Ok… Sorry. I’ll stop now.

Our online relationship via technology can reach the next level. I get to share my joys (sometimes sorrows, but hopefully more joys) with me.  And I thank you for your loyalty even before I’ve gotten anywhere near my goal.

To boost more pre-publication fans and maintain my little corner of the virtual world, I’ve just setup a Facebook page!

Oh, Facebook. You’re truly a blessing and a curse.  You help me stay connected with my most precious loved ones (and some funny games), but curse me to review you constantly throughout the day.

Pityingly enough, my poor page has just little ol’ me on it.

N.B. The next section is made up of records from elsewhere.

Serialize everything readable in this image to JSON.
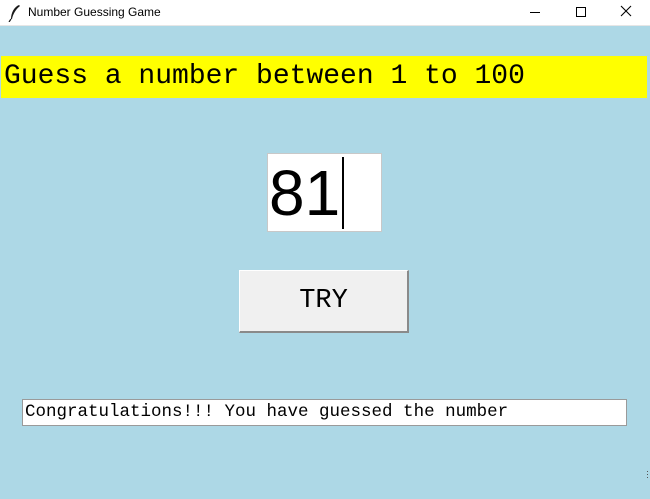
{
  "window": {
    "title": "Number Guessing Game",
    "app_icon": "feather-icon",
    "controls": [
      "minimize-icon",
      "maximize-icon",
      "close-icon"
    ]
  },
  "prompt": {
    "text": "Guess a number between 1 to 100"
  },
  "guess": {
    "value": "81"
  },
  "try_button": {
    "label": "TRY"
  },
  "result": {
    "message": "Congratulations!!! You have guessed the number"
  },
  "colors": {
    "background": "#add8e6",
    "banner": "#ffff00",
    "button": "#f0f0f0"
  }
}
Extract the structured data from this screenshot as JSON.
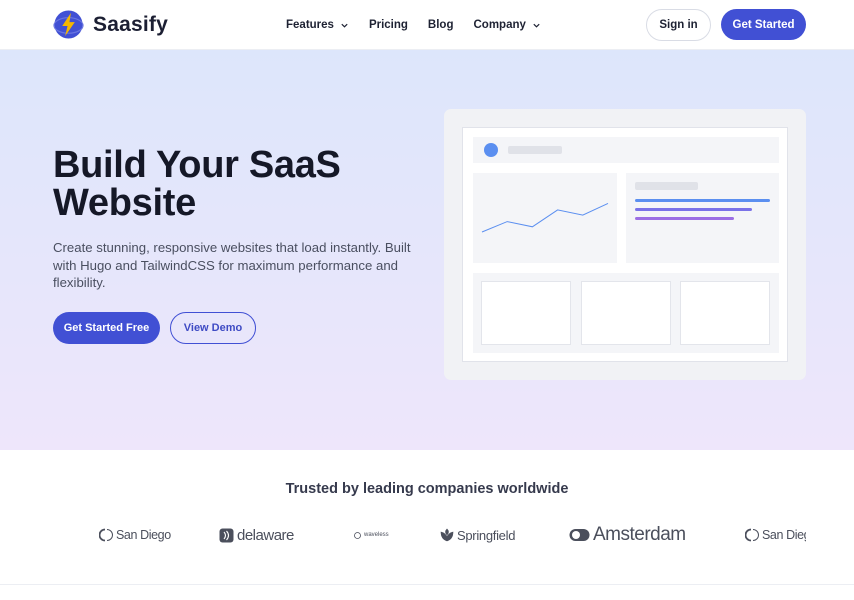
{
  "brand": {
    "name": "Saasify",
    "logo_icon": "lightning-bolt-icon",
    "logo_colors": [
      "#3f4dc7",
      "#f5b700"
    ]
  },
  "nav": {
    "links": [
      {
        "label": "Features",
        "has_dropdown": true
      },
      {
        "label": "Pricing",
        "has_dropdown": false
      },
      {
        "label": "Blog",
        "has_dropdown": false
      },
      {
        "label": "Company",
        "has_dropdown": true
      }
    ],
    "signin_label": "Sign in",
    "cta_label": "Get Started"
  },
  "hero": {
    "title": "Build Your SaaS Website",
    "description": "Create stunning, responsive websites that load instantly. Built with Hugo and TailwindCSS for maximum performance and flexibility.",
    "primary_cta": "Get Started Free",
    "secondary_cta": "View Demo"
  },
  "mockup": {
    "chart_points": [
      20,
      36,
      28,
      54,
      46,
      64
    ]
  },
  "trusted": {
    "title": "Trusted by leading companies worldwide",
    "logos": [
      "San Diego",
      "delaware",
      "waveless",
      "Springfield",
      "Amsterdam",
      "San Diego"
    ]
  },
  "colors": {
    "accent": "#4150d4",
    "text_dark": "#151827",
    "hero_bg_top": "#dde6fb",
    "hero_bg_bottom": "#eee6fb"
  }
}
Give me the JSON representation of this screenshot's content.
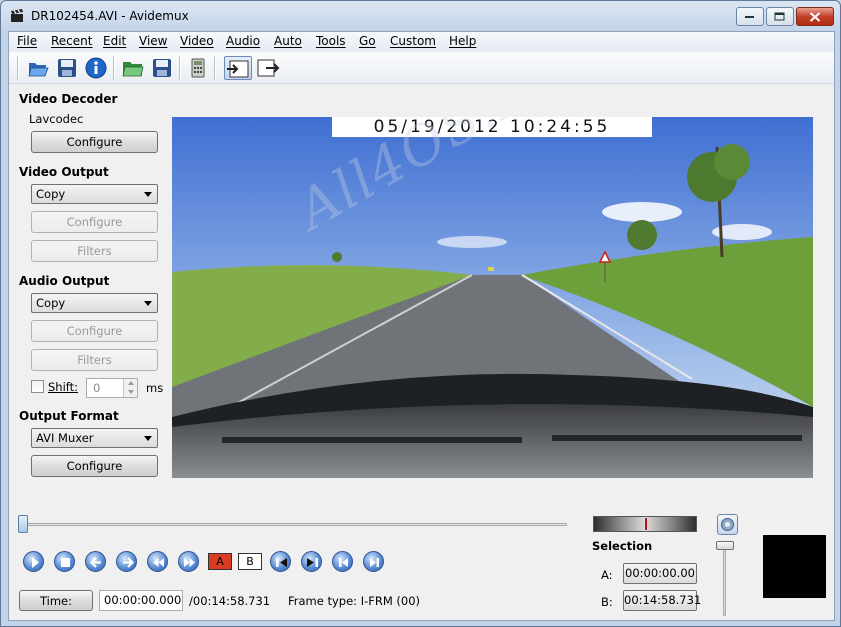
{
  "window": {
    "title": "DR102454.AVI - Avidemux"
  },
  "menu": {
    "items": [
      "File",
      "Recent",
      "Edit",
      "View",
      "Video",
      "Audio",
      "Auto",
      "Tools",
      "Go",
      "Custom",
      "Help"
    ]
  },
  "toolbar": {
    "buttons": [
      "open-icon",
      "save-icon",
      "info-icon",
      "open-folder-icon",
      "save-video-icon",
      "calculator-icon",
      "input-mode-icon",
      "output-mode-icon"
    ]
  },
  "left_panel": {
    "video_decoder": {
      "heading": "Video Decoder",
      "codec": "Lavcodec",
      "configure": "Configure"
    },
    "video_output": {
      "heading": "Video Output",
      "selected": "Copy",
      "configure": "Configure",
      "filters": "Filters"
    },
    "audio_output": {
      "heading": "Audio Output",
      "selected": "Copy",
      "configure": "Configure",
      "filters": "Filters",
      "shift_label": "Shift:",
      "shift_value": "0",
      "shift_unit": "ms"
    },
    "output_format": {
      "heading": "Output Format",
      "selected": "AVI Muxer",
      "configure": "Configure"
    }
  },
  "video": {
    "timestamp": "05/19/2012  10:24:55",
    "watermark": "All4OS.RU"
  },
  "navigation": {
    "a_marker": "A",
    "b_marker": "B",
    "time_button": "Time:",
    "current_time": "00:00:00.000",
    "total_time": "/00:14:58.731",
    "frame_type": "Frame type:  I-FRM (00)"
  },
  "selection": {
    "heading": "Selection",
    "a_label": "A:",
    "a_value": "00:00:00.00",
    "b_label": "B:",
    "b_value": "00:14:58.731"
  },
  "colors": {
    "window_frame": "#c4d4e8",
    "panel_bg": "#f0f0f0",
    "sky": "#5f8ad8",
    "road": "#6f7378",
    "grass": "#6fa03c",
    "accent_blue": "#2c5ca8"
  }
}
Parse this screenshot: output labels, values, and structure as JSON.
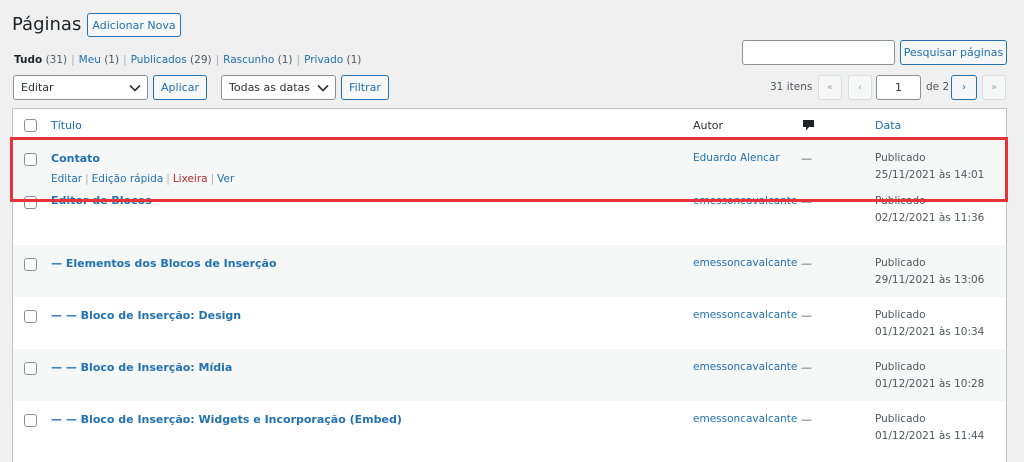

Help me. I’ve ‘Liked’ myself.  That’s like giving yourself a high-five.  (Although, per my “About Me” page, we have already established that I enjoy high-fives.)

Please check it out, ‘Like’ my page, and let’s see if we can get this global!

Daily Writing Challenge

Day 8: What about their earlier school days? Write a scene of your character in grade school or middle school.

At the sound of the bell, Hallie packed up her notebook, slinging the padded strap of her orange backpack over her shoulder and headed out the door to get ready for another lecture on the French Revolution.

Slamming her locker shut, she turned and smacked face-first into a wall, her books falling to the floor.  The “wall” turned out to be a chest. She looked up. And up. And up. Being 5’3” Hallie was used to being shorter than everyone, but the boy attached to this chest had to be just over six feet.  He also happened to be the most drop-dead gorgeous boy she’d ever seen.

“Oh!” Words. Words would be good to use right about now.  “I-um… Sorry.  I wasn’t-… I mean… I didn’t look where I was going.”  Letting out a breath she didn’t realize she was holding, she blinked a few times, temporarily forgetting how to speak.

A voice, deep and smooth, enveloped her like a warm blanket.

“No problem,” he replied. “Here, let me help you.” He stooped down to pick up her books. As she leaned down gathering the papers that had fallen out of her notebook, she stole glances at him.  His eyes shifted up briefly and grinned at her.

Oh dear lord.  Eyes a deep shade denim, with a straight nose, charcoal black hair, and lips that were so kissable they were causing her stomach do all kinds of backflips at the moment.

“Thanks… I, um… Yeah. Thanks.”  She gave him a weak smile and felt a blush crawling up her neck.  After returning her history notes, he cocked his head slightly and softened his grin as if amused by her lack of ability to put words together.

“I’m Wes.”


They stood in the hall, the sounds of the other students fading into the background to a soft murmur and stared at each other. Analyzing each other.  A very unconvincing coughing sound outside of their personal bubble space made her snap back to reality.

“Am I interrupting something?” Hallie’s brother Henry appeared. How long had he been there?  Henry watched both of them, switching back and forth from each face as if witnessing a tennis match.  Curiosity at her and with skepticism towards Henry.